Lost and found: unexpected revelations about food and money

From Jackie Cantwell
Author:  Geneen  Roth
Lost and found: unexpected revelations about food and money
Well-known author Geneen Roth was another victim of Bernie Madoff’s investment scheme. What may differentiate her from other victims is her ability to lay bare her deep-seated, once subconscious beliefs about money and share these hard-earned truths with the reader. Her father’s entire family was killed in the Holocaust. Since he felt that God failed him and his family, he trusted no one and his life was dedicated to accumulating wealth and material things. As a young woman, Geneen was torn between wanting independence and depending on her father’s largesse for all her expenses. Geneen draws the parallel between our relationship with our fathers, our money, our choice of mates, and even our relationship with food. She encourages us to see if how we’re actually handling our finances jibes with our concern for the environment, our values, and our responsibilities to our families. She warns us that being willfully ignorant of our relationship with money, as she once was, can have dire consequences to our very souls.

Don’t Let’s Go to the Dogs Tonight

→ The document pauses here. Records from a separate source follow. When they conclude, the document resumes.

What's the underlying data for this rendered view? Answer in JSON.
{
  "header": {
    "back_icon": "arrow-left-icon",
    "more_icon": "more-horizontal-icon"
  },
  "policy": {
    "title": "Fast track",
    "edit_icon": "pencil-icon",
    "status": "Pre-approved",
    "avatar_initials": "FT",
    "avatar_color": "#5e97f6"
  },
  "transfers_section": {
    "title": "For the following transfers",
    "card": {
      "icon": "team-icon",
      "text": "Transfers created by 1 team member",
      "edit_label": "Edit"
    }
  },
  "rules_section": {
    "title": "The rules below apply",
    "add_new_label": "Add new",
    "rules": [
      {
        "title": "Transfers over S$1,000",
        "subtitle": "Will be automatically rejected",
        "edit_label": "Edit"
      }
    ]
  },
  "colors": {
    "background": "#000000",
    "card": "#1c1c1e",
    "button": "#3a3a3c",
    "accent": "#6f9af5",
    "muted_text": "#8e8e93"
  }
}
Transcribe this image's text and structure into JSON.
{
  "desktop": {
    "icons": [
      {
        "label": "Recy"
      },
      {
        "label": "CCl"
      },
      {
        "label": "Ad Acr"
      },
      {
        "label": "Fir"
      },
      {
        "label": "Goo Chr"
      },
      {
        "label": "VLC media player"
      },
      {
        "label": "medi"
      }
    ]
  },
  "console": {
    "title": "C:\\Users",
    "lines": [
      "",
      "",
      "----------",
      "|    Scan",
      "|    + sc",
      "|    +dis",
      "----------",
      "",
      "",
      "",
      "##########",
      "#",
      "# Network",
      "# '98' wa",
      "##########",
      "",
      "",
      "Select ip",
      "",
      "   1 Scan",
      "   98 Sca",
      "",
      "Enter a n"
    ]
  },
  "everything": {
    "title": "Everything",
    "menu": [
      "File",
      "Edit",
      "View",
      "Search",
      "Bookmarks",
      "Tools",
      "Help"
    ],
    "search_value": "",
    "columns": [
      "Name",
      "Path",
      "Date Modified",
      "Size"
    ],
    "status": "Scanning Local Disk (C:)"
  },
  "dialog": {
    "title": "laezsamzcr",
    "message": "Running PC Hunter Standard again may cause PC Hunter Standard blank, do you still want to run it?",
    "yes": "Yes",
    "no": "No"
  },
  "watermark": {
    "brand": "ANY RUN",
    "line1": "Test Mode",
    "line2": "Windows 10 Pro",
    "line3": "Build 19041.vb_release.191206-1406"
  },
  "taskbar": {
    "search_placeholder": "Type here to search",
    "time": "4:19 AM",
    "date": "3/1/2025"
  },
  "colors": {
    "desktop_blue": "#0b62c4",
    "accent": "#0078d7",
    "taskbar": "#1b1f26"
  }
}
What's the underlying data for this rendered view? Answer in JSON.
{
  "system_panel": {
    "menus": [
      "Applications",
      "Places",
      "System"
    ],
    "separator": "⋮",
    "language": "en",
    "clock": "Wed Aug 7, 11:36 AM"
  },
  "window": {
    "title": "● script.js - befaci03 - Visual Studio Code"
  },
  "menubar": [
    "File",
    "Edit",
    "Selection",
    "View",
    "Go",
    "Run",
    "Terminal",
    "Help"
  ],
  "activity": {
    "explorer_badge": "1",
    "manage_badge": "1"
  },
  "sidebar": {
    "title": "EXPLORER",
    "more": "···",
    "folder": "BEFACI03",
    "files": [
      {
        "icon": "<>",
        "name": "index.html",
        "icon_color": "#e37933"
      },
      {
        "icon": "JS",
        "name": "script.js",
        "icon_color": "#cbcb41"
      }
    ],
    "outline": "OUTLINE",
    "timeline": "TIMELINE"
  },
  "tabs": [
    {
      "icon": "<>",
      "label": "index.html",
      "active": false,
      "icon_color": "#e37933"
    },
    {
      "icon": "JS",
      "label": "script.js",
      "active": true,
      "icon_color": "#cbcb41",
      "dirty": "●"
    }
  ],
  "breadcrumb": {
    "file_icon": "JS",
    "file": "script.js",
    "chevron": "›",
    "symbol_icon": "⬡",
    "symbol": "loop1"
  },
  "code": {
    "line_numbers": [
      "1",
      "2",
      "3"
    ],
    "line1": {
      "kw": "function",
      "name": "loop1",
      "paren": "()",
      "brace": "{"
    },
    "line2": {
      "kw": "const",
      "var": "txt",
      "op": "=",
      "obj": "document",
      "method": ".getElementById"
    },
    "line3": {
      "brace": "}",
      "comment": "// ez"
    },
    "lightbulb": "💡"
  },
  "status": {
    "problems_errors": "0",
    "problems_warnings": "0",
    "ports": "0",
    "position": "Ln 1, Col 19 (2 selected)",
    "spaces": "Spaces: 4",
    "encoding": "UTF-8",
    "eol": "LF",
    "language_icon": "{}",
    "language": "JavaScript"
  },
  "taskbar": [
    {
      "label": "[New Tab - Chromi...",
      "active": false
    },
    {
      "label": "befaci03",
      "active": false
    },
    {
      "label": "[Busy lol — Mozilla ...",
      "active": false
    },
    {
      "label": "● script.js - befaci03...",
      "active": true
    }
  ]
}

From Catherine Given
author: Fuller, Alexandra
Don’t Let’s Go to the Dogs Tonight
Fuller weaves a colorful, disturbing, and finally inspiring story of her
childhood in Africa. This story makes Isak Dinesen’s “Out of Africa” (“which I also loved”) “seem like Pollyanna.” Gritty, suspenseful and at times gory, this story is like a defibrillator for the cushy, suburban heart.  In true and perceptive detail, “Don’t Let’s Go to the Dogs Tonight” depicts Fuller’s early life as a bright and gutsy white girl growing up at the mercy of her idiosyncratic homesteader parents in mid-19th-Century southern and central Africa.  I marveled at her ability to recall with meaningful understanding events that she had experienced as a pre-teen.  We see the family’s life in an Africa resplendent with natural beauty yet raw in its relentless intensity amid political unrest.  Not only are members of the family devoured by insects, and subject to bouts of malaria –they face overwhelming challenges, including for one period, mistreatment due to extreme racial prejudice as the only whites in the region.  Their lifestyle is also deeply affected by the mother’s alcoholism, which worsens as tragedy repeatedly strikes. I couldn’t put it down.